#### [What to do]
The answer must be every record below, reproduced exactly.

Web page and app entries:

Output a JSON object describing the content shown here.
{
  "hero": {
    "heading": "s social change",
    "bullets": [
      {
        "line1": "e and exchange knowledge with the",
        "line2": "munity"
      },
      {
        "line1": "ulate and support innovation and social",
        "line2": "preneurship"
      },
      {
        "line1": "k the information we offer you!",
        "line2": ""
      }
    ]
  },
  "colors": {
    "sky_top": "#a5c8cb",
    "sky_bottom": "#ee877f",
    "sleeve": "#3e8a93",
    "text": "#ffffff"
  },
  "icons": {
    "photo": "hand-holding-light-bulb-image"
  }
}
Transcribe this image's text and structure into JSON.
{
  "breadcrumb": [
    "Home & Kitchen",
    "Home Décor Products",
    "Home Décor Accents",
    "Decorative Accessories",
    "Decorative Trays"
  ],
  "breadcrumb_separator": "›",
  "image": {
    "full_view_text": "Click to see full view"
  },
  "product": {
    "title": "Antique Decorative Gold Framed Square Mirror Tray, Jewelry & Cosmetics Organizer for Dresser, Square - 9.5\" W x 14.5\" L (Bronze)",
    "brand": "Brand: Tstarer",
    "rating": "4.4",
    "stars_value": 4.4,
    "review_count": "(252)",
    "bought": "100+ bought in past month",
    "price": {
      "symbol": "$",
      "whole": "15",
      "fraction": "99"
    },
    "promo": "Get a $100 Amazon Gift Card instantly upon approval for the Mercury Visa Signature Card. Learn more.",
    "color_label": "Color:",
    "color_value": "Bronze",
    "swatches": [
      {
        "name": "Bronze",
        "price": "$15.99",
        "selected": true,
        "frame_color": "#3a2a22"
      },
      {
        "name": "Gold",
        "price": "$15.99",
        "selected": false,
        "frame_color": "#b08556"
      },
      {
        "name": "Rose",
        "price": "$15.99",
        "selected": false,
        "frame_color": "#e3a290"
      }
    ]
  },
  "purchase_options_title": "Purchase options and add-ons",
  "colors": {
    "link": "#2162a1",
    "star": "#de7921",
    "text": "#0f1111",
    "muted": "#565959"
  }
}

#### [Completed task]
Output a JSON object describing the content shown here.
{
  "hero": {
    "heading": "s social change",
    "bullets": [
      {
        "line1": "e and exchange knowledge with the",
        "line2": "munity"
      },
      {
        "line1": "ulate and support innovation and social",
        "line2": "preneurship"
      },
      {
        "line1": "k the information we offer you!",
        "line2": ""
      }
    ]
  },
  "colors": {
    "sky_top": "#a5c8cb",
    "sky_bottom": "#ee877f",
    "sleeve": "#3e8a93",
    "text": "#ffffff"
  },
  "icons": {
    "photo": "hand-holding-light-bulb-image"
  }
}
Transcribe this image's text and structure into JSON.
{
  "breadcrumb": [
    "Home & Kitchen",
    "Home Décor Products",
    "Home Décor Accents",
    "Decorative Accessories",
    "Decorative Trays"
  ],
  "breadcrumb_separator": "›",
  "image": {
    "full_view_text": "Click to see full view"
  },
  "product": {
    "title": "Antique Decorative Gold Framed Square Mirror Tray, Jewelry & Cosmetics Organizer for Dresser, Square - 9.5\" W x 14.5\" L (Bronze)",
    "brand": "Brand: Tstarer",
    "rating": "4.4",
    "stars_value": 4.4,
    "review_count": "(252)",
    "bought": "100+ bought in past month",
    "price": {
      "symbol": "$",
      "whole": "15",
      "fraction": "99"
    },
    "promo": "Get a $100 Amazon Gift Card instantly upon approval for the Mercury Visa Signature Card. Learn more.",
    "color_label": "Color:",
    "color_value": "Bronze",
    "swatches": [
      {
        "name": "Bronze",
        "price": "$15.99",
        "selected": true,
        "frame_color": "#3a2a22"
      },
      {
        "name": "Gold",
        "price": "$15.99",
        "selected": false,
        "frame_color": "#b08556"
      },
      {
        "name": "Rose",
        "price": "$15.99",
        "selected": false,
        "frame_color": "#e3a290"
      }
    ]
  },
  "purchase_options_title": "Purchase options and add-ons",
  "colors": {
    "link": "#2162a1",
    "star": "#de7921",
    "text": "#0f1111",
    "muted": "#565959"
  }
}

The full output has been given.